TOKYO, March 27 (Reuters) - Sales of gasoline in Japan may rise this year for the first time in four years, industry sources said, helped by government plans to introduce highway toll discounts.
A poll by the Nikkei Research Institute of Industry and Regional Economy showed a third of people who have cars at home would drive more during the spring holidays. Many analysts expect the toll measure could boost long-distance driving.
Motor fuel demand in the world’s third-biggest oil consumer fell 4.2 percent last year, the sharpest decline on record, to below 1 million barrels per day.
Oil refiners, facing continued falls in oil demand mainly due to the weak industrial sector, are projecting a recovery in demand, which was battered by last year’s record oil prices.

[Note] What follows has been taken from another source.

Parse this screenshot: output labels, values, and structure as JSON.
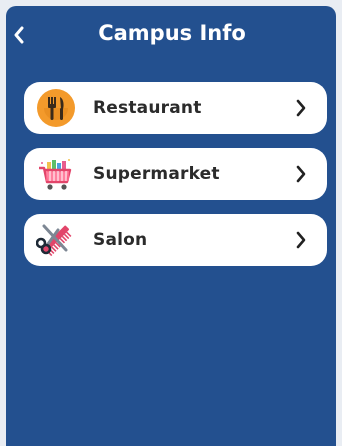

“I have hopes for gasoline demand,” Akihiko Tembo, the refinery association’s chairman, also president of Idemitsu Kosan Co (5019.T), told reporters last week. “I don’t anticipate a huge gain, but demand may be firm in some seasons.”

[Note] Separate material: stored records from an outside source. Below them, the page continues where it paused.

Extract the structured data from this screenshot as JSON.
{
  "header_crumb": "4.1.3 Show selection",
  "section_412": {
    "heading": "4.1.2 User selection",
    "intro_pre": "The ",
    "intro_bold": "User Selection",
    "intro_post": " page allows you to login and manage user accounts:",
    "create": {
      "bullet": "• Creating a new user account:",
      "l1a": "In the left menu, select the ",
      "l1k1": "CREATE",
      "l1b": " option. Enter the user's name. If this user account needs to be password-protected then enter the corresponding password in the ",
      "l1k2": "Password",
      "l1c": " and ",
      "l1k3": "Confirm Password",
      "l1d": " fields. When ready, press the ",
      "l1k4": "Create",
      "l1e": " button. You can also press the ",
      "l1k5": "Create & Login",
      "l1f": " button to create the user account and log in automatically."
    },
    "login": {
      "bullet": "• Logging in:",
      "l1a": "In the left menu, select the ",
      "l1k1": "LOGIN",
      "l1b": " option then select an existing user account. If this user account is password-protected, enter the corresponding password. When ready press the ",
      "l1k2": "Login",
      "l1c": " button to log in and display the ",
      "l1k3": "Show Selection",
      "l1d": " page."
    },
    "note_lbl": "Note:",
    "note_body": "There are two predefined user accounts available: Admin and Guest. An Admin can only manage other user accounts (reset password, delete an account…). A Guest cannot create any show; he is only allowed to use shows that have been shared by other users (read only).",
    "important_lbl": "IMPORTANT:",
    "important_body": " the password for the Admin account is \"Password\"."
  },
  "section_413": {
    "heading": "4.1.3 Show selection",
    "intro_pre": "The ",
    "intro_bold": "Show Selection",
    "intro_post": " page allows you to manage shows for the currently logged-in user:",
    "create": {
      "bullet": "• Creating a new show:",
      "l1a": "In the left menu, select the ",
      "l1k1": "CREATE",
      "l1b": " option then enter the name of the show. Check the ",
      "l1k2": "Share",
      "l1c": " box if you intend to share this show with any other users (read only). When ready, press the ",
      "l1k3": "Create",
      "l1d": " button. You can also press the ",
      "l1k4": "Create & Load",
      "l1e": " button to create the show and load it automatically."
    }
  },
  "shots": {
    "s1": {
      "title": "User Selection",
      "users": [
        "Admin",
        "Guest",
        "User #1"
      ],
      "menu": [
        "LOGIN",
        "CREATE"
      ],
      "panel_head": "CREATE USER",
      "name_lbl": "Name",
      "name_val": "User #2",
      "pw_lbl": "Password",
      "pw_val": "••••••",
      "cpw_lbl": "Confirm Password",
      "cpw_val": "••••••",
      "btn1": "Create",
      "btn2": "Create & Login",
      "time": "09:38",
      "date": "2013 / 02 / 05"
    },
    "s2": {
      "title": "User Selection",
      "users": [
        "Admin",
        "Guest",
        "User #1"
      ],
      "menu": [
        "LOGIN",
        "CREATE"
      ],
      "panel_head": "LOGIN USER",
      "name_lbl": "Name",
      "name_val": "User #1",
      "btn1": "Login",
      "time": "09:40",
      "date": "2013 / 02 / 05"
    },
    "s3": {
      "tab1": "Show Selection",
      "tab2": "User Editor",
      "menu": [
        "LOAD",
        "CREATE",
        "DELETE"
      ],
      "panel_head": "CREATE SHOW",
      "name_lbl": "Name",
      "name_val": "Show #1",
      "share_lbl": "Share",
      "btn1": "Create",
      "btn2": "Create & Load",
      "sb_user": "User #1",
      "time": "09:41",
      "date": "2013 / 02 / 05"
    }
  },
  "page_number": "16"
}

From Saturday, the government will implement a 50 percent discount on the nation’s highway tolls for passenger cars and motorcycles equipped with electronic toll collection (ETC) systems. The toll will have a ceiling of a maximum of 1,000 yen ($10) irrespective of the mileage driven.
The measure will be in effect during weekends and national holidays until the end of March 2011. In and around the major cities of Tokyo and Osaka, there will be a 30-50 percent discount on tolls but no ceiling. There are also some discounts for weekdays but no ceiling in tolls.
The measure will be a relief for long-distance drivers as normal tolls for highway use of 680 km (400 miles) can reach about $140.
About 23 million vehicles, or 30 percent of the total, are fitted with ETC systems. Since the toll discount was announced, ETC systems have been selling strongly.
A plunge in global oil prices from the record highs of last July has helped boost gasoline demand in recent months. The trade ministry’s data showed domestic gasoline sales rose 4.1 percent in December from the same month a year ago, followed by a 0.8 percent gain in January. ($1=98.25 Yen) (Reporting by Osamu Tsukimori)